Money Matters

Taking money out of an ATM in a foreign country is like getting Monopoly money out of the bank. The bills are colorful compared to our singular, drab green and they sport portraits of people and events we don't recognize. Foreigners complain it's hard to tell one bill from another in the US since all of our bills are the same color and size. I tell them we look at the numbers … there's no color-coding in America. That said, here we are in Australia and it's hard to know what our American dollar is worth any more. A few years ago, the American dollar was worth about $1.50 in Australia. We arrive and it dips to 95¢. I remember being in Canada when the exchange rate was at 50%. Those were the days. I check currency exchange rates frequently now because it can make a big difference. When we charge something on Master Card, for instance, they first convert from the Australian dollar which at the moment is $1.05, so right off the bat, everything we charge costs us 5% more. Then add to that the fee they charge for doing the currency conversion and it really adds up.
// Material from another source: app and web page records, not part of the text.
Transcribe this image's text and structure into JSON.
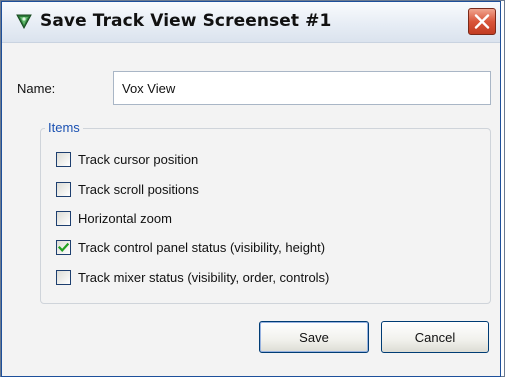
{
  "window": {
    "title": "Save Track View Screenset #1"
  },
  "form": {
    "name_label": "Name:",
    "name_value": "Vox View"
  },
  "items_group": {
    "label": "Items",
    "options": [
      {
        "label": "Track cursor position",
        "checked": false
      },
      {
        "label": "Track scroll positions",
        "checked": false
      },
      {
        "label": "Horizontal zoom",
        "checked": false
      },
      {
        "label": "Track control panel status (visibility, height)",
        "checked": true
      },
      {
        "label": "Track mixer status (visibility, order, controls)",
        "checked": false
      }
    ]
  },
  "buttons": {
    "save": "Save",
    "cancel": "Cancel"
  },
  "icons": {
    "app": "reaper-logo-icon",
    "close": "close-icon",
    "check": "checkmark-icon"
  },
  "colors": {
    "accent": "#1c52b2",
    "close_button": "#d9553a",
    "check_mark": "#21a121"
  }
}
When we first arrive in any new country, it takes time to figure out the currency and the coins. This confusion is enhanced when a foreign language is involved. We've held up many a checkout line trying to pay for our purchase. At some point, you just hold out your hand and let the cashier take what she needs. Luckily, the Aussies speak a form of English, so it's been easier here.

The Australians like some jingle in their pockets, I think. They have lots of coins to deal with. There are the 5, 10, 20 (not 25) and 50 cent pieces. There are also $1 and $2 pieces. When they ask for a gold coin donation here, it means they're after a $1 or $2 coin. The $2 piece is smaller than the $1 piece which doesn't make sense to me. So when you get $4.95 in change, you end up with a heavy pocket. By the end of the day, your pants are falling down from the weight.

Another thing I find interesting is that though Aussies have short, cute names for everything, e.g. Tasmania is Tassie and breakfast is brekkie and afternoon is arvo, they don't use terms like penny, nickel, dime, quarter and half. They're just 5, 10, 20 cent get the picture.

I can understand why they don't use the word penny. They don't have any. All prices here are rounded off to the nearest 5 cents. They might advertise $9.99, but it's really $10. That said, they always include the GST (general sales tax) in the price. So $10 really is $10 when you check out at the register. I find it odd, however, that the GST applies to everything. If you go to the doctor, your office visit includes GST. If you pay a traffic violation, your ticket includes GST. If you buy a new yacht...well, you should be paying GST.